FBI agents. (Melanie Rodgers Cox/US Air Force)
August 14, 2023

In the heart of Utah, 75-year-old Air Force veteran Craig Deleeuw Robertson’s life came to a tragic end when FBI agents shot him last Wednesday.

The incident stemmed from a series of online threats aimed at President Joe Biden, who was due to visit Salt Lake City, and other prominent figures, according to Stars and Stripes. Records shed light on the Air Force veteran’s history, giving deeper context to recent events.

Robertson, a Utah native, was confronted by FBI special agents at his Provo residence, approximately 40 miles southeast of downtown Salt Lake City.

The authorities were serving a warrant driven by alleged threats Robertson had posted on social media prior to Biden’s scheduled visit to a Department of Veterans Affairs hospital. This visit was planned in honor of the one-year anniversary of the PACT Act, an initiative aiming to broaden health benefits for veterans.

Delving deeper into the accusations, court documents highlight that Robertson faced three felony charges, including threats against the president and the FBI agents investigating him.

One post on Robertson’s Facebook from late 2022 read, “The time is right for a presidential assassination or two. First Joe then Kamala!”

READ MORE: FBI fatally shoots man who allegedly threatened Biden, report says

While the exact details of the encounter remain undisclosed, The Associated Press reported that Robertson was armed when FBI agents arrived that fateful morning.

Robertson’s military history further reveals his Air Force service beginning in February 1970. Although he only served four years, his tenure saw him reach the rank of airman first class. Positioned as a metalworker helper, Robertson was stationed at Chanute Air Force Base in Illinois, a facility closed in the 1990s.

Residents in Robertson’s neighborhood spoke out following the incident. Andrew Maunder, a nearby neighbor, told The Salt Lake Tribune, “He definitely had his political views, which he was very public about on Facebook. But I think deep down, he was just a cranky old guy who was harmless.”

Robertson’s family also released a statement, saying, “He was understandably frustrated and distraught by the present and on-going erosions to our constitutionally protected freedoms and the rights of free citizens wrought by what he, and many others in this nation, observed to be a corrupt and overreaching government.”

The family’s message emphasized Robertson’s belief in his First Amendment rights. While admitting his remarks on social platforms might have been “intemperate” at times, they steadfastly held that he wouldn’t resort to violence over disagreements.
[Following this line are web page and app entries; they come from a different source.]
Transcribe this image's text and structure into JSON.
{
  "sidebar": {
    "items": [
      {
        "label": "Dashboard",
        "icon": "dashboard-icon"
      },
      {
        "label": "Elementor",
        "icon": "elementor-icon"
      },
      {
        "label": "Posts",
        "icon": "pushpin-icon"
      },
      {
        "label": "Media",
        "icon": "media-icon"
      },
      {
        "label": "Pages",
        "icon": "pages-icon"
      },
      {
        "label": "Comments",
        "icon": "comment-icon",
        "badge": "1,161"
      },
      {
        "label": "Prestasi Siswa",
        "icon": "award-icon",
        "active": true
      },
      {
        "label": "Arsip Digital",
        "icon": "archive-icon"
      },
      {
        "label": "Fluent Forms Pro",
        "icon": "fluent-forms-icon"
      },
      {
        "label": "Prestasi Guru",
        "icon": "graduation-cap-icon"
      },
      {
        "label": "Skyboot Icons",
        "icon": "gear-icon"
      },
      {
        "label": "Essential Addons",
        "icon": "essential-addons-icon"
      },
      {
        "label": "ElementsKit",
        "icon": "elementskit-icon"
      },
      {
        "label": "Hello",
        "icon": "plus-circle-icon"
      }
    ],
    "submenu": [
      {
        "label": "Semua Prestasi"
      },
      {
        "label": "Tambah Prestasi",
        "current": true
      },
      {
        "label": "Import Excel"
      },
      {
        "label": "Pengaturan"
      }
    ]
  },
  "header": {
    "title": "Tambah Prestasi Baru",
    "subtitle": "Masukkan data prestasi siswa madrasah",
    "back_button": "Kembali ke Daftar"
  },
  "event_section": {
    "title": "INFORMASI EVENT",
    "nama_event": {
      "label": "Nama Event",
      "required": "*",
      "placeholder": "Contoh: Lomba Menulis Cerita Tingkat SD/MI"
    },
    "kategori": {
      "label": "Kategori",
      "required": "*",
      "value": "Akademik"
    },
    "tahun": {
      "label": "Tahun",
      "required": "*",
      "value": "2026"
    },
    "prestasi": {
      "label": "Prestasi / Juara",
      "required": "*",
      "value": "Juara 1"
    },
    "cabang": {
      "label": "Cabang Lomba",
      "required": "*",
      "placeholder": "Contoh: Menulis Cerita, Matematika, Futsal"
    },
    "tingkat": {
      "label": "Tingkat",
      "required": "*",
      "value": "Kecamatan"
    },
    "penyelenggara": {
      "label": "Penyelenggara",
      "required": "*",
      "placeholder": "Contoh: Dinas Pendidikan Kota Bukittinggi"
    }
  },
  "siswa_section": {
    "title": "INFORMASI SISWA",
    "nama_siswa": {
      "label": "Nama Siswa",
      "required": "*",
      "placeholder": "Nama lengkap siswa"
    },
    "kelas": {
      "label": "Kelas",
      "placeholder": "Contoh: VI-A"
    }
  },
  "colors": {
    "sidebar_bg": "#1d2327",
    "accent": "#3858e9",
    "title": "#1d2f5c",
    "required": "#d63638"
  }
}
This news article was partially created with the assistance of artificial intelligence and edited and fact-checked by a human editor.